  10. Qaseem A, Wilt TJ, McLean RM, Forciea MA, for the Clinical Guidelines Committee of the American College of Physicians. Noninvasive Treatments for Acute, Subacute, and Chronic Low Back Pain: A Clinical Practice Guideline From the American College of Physicians. Annals of Internal Medicine. 2017;166(7):514. doi:10.7326/M16-2367

  11. NSW Agency for Clinical Inovation (ACI). Management of people with acute low back pain model of care. Available from: 2016

  12. Chou R, Deyo R, Friedly J, et al. Nonpharmacologic Therapies for Low Back Pain: A Systematic Review for an American College of Physicians Clinical Practice Guideline. Annals of Internal Medicine. 2017;166(7):493. doi:10.7326/M16-2459

  13. Hirsch O, Strauch K, Held H, et al. Low Back Pain Patient Subgroups in Primary Care: Pain Characteristics, Psychosocial Determinants, and Health Care Utilization. The Clinical Journal of Pain. 2014;30(12):1023-1032. doi:10.1097/AJP.0000000000000080

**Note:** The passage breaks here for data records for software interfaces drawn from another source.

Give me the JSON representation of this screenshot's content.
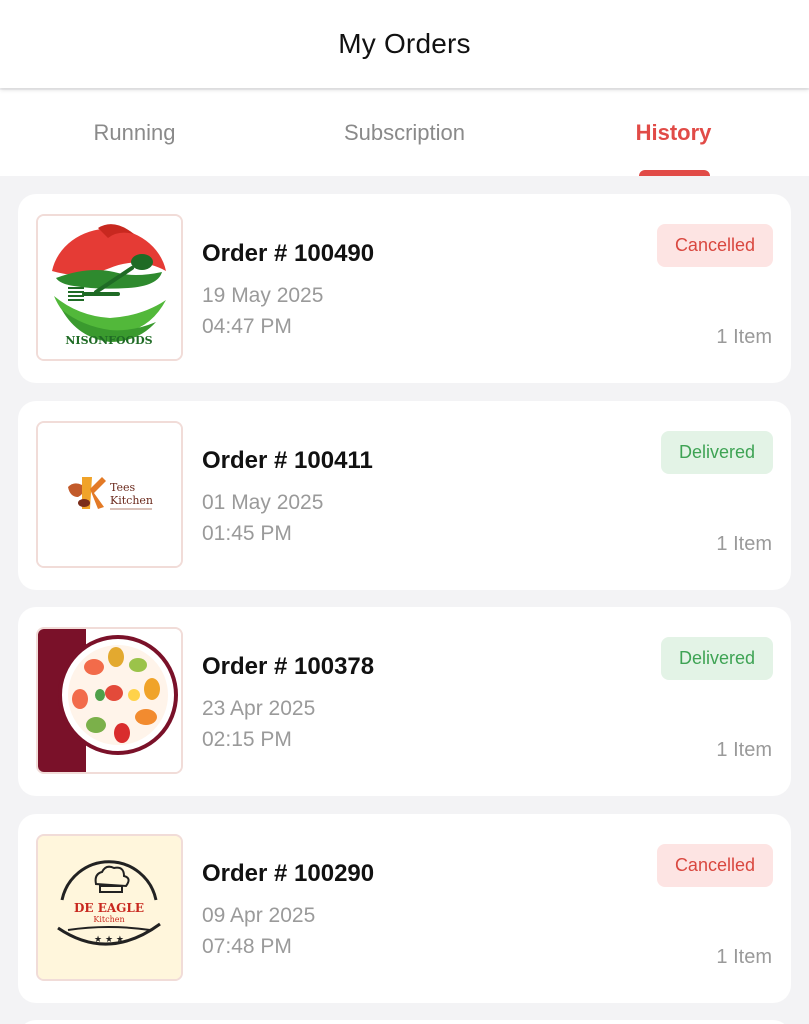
{
  "header": {
    "title": "My Orders"
  },
  "tabs": [
    {
      "label": "Running",
      "active": false
    },
    {
      "label": "Subscription",
      "active": false
    },
    {
      "label": "History",
      "active": true
    }
  ],
  "colors": {
    "accent": "#e14b47",
    "cancelled_bg": "#fde4e3",
    "cancelled_text": "#d9473f",
    "delivered_bg": "#e3f3e6",
    "delivered_text": "#3ea354"
  },
  "orders": [
    {
      "order_no": "Order # 100490",
      "date": "19 May 2025",
      "time": "04:47 PM",
      "status": "Cancelled",
      "items": "1 Item",
      "logo": "nisonfoods-logo",
      "logo_text": "NISONFOODS"
    },
    {
      "order_no": "Order # 100411",
      "date": "01 May 2025",
      "time": "01:45 PM",
      "status": "Delivered",
      "items": "1 Item",
      "logo": "tees-kitchen-logo",
      "logo_text": "Tees Kitchen"
    },
    {
      "order_no": "Order # 100378",
      "date": "23 Apr 2025",
      "time": "02:15 PM",
      "status": "Delivered",
      "items": "1 Item",
      "logo": "salad-plate-logo"
    },
    {
      "order_no": "Order # 100290",
      "date": "09 Apr 2025",
      "time": "07:48 PM",
      "status": "Cancelled",
      "items": "1 Item",
      "logo": "de-eagle-kitchen-logo",
      "logo_text": "DE EAGLE Kitchen"
    }
  ]
}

  14. Kamper SJ, Apeldoorn AT, Chiarotto A, et al. Multidisciplinary biopsychosocial rehabilitation for chronic low back pain. Cochrane Back and Neck Group, ed. Cochrane Database of Systematic Reviews. September 2014. doi:10.1002/14651858.CD000963.pub3

  15. Chou R, Deyo R, Friedly J, et al. Noninvasive Treatments for Low Back Pain. Rockville (MD): Agency for Healthcare Research and Quality (US); 2016. Accessed April 2, 2019.

  16. Liu L, Skinner M, McDonough S, Mabire L, Baxter GD. Acupuncture for Low Back Pain: An Overview of Systematic Reviews. Evidence-Based Complementary and Alternative Medicine. 2015;2015:1-18. doi:10.1155/2015/328196

  17. Yeganeh M, Baradaran HR, Qorbani M, Moradi Y, Dastgiri S. The effectiveness of acupuncture, acupressure and chiropractic interventions on treatment of chronic nonspecific low back pain in Iran: A systematic review and meta-analysis. Complementary Therapies in Clinical Practice. 2017;27:11-18. doi:10.1016/j.ctcp.2016.11.012

  18. Wong JJ, Côté P, Sutton DA, et al. Clinical practice guidelines for the noninvasive management of low back pain: A systematic review by the Ontario Protocol for Traffic Injury Management (OPTIMa) Collaboration. European Journal of Pain. 2017;21(2):201-216. doi:10.1002/ejp.931